A blind man in Kentucky just got his first Grammy nomination and it's a dream he's had since he was a child.

"Orange Blossom Special" is the first time Michael Cleveland ever heard the fiddle. At the time, Michael was just four-years-old.

"That song captivated me for some reason. And from that moment on I knew I had to play the fiddle. Most people I know don't remember anything about being four-years-old but I'll never forget that," said Grammy Nominee, Michael Cleveland.

But Michael couldn't read music. He was born blind, "Most people that I know of, their teachers tell them to practice in a dark room. You shouldn't look at things. Listen to things when it comes to playing."

During the week at the Kentucky School for the Blind, he took classical lessons. On the weekends, "That was the very very first contest he ever played in. How did you do? I was terrible," said John Cleveland his father.

It was all about Bluegrass, "I listened to Blue grass. I played Bluegrass. I dreamed about playing Bluegrass non stop. That's all I ever wanted to do."

After high school Michael joined a band. Played at the Grand Ole Opry. With Vince Gill.

And is now the band leader of Michael Cleveland and The Flamekeeper.

All this time, he's been recording solo albums.

It's his latest one, that has made him a Grammy nominee for best Bluegrass album at the age of 37.

Michael said, "I think Oh my God was the first thing out of my mouth after I recovered."

"Well you know it's been 33 years since he started playing. It's a lot of hard work. But it's great," exclaimed John.

For Michael - The title track, Fiddler's Dream, couldn't be more perfect.

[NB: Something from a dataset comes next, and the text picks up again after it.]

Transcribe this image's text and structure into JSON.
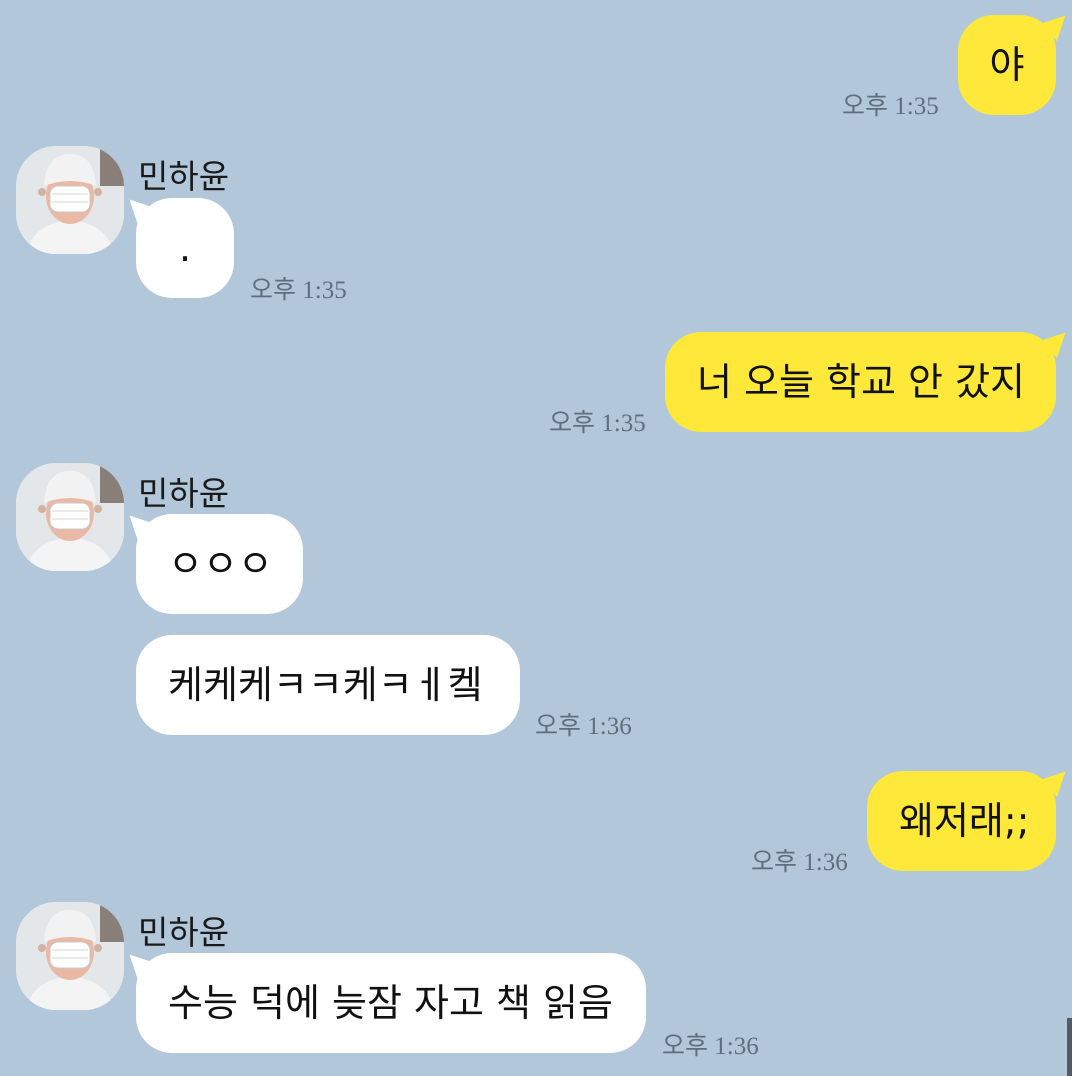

The Grammy's are January 28th at Madison Square Garden. Michael has a gig the night before but hopes to make it.